It was a busy Sunday afternoon and I’m at Lowe’s looking for a new water softener for our home. The product was on display, but not a soul wearing the red and blue vest was nearby to answer a few questions. Not to worry, I whipped out my iPhone, scanned the bar code on the box, and got the basic info I needed to get me started.
A few feet away, a couple were looking at the screen of their phone, discovering that whatever store they were looking for didn’t have a location nearby.
No surprise to anyone trying to find knowledgeable help in a retail store these days, smartphones have replaced interaction with store personnel.
“Mobile In-Store Research: How in-store shoppers are using mobile devices,” a new study from the Google Shopper Council, says 84 percent of mobile shoppers use their phones to help make better purchases while in physical stores.
The report says 82 percent of respondents used mobile search to find information about products. Comparing prices (53 percent), seeking offers and promotions (39 percent), finding locations of other stores (36 percent) and getting hours of the store (35 percent) were other top uses.
The study discovered that one-third of respondents would rather consult their phone than ask a person for information in store, assuming anyone was available.
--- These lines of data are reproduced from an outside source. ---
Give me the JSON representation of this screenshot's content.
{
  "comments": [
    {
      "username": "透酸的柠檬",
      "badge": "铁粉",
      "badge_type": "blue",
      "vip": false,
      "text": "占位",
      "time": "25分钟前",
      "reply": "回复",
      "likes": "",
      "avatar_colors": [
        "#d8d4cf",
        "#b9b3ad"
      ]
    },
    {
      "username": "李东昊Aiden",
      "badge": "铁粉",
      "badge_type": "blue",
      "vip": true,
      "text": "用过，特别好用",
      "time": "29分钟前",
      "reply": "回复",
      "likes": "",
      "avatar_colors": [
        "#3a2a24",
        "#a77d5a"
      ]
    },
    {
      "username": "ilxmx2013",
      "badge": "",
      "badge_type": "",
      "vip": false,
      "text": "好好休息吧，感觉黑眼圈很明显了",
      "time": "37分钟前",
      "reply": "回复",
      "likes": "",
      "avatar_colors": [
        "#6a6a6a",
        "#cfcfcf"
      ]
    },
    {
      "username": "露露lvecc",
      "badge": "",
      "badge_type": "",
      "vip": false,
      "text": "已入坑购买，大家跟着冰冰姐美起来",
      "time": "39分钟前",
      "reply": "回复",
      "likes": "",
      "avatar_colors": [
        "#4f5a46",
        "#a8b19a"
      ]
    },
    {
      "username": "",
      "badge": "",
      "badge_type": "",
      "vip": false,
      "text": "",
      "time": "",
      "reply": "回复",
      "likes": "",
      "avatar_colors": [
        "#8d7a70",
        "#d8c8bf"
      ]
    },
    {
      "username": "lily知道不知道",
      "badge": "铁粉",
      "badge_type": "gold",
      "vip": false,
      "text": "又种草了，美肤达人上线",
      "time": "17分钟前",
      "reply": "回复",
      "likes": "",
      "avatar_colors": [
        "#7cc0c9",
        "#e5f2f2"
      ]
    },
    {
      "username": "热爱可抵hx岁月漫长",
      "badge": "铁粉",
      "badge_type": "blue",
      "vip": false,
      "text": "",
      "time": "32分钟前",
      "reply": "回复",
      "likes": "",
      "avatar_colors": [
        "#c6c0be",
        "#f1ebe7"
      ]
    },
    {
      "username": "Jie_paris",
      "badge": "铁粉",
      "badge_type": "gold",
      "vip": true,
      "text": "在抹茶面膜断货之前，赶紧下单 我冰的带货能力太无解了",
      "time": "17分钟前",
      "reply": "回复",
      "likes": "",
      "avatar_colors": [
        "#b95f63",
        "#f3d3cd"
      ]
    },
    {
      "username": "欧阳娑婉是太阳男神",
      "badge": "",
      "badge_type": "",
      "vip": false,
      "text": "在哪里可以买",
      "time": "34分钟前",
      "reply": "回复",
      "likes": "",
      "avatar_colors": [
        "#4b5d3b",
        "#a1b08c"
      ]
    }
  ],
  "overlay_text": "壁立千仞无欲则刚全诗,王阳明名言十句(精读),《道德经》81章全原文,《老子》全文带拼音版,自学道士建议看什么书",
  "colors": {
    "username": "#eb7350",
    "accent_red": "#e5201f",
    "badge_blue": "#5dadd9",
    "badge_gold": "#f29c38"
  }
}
By the way, I never found anyone at Lowe’s to get my “how much to install it” question answered. A subsequent stop at Sears down the street was met by a real live person in appliances who was trained about the product, handed me some literature, reassured me that the installer knew what he was doing, and made some recommendations, all which resulted in a sale. While I was there, I picked up a garage door opener, too.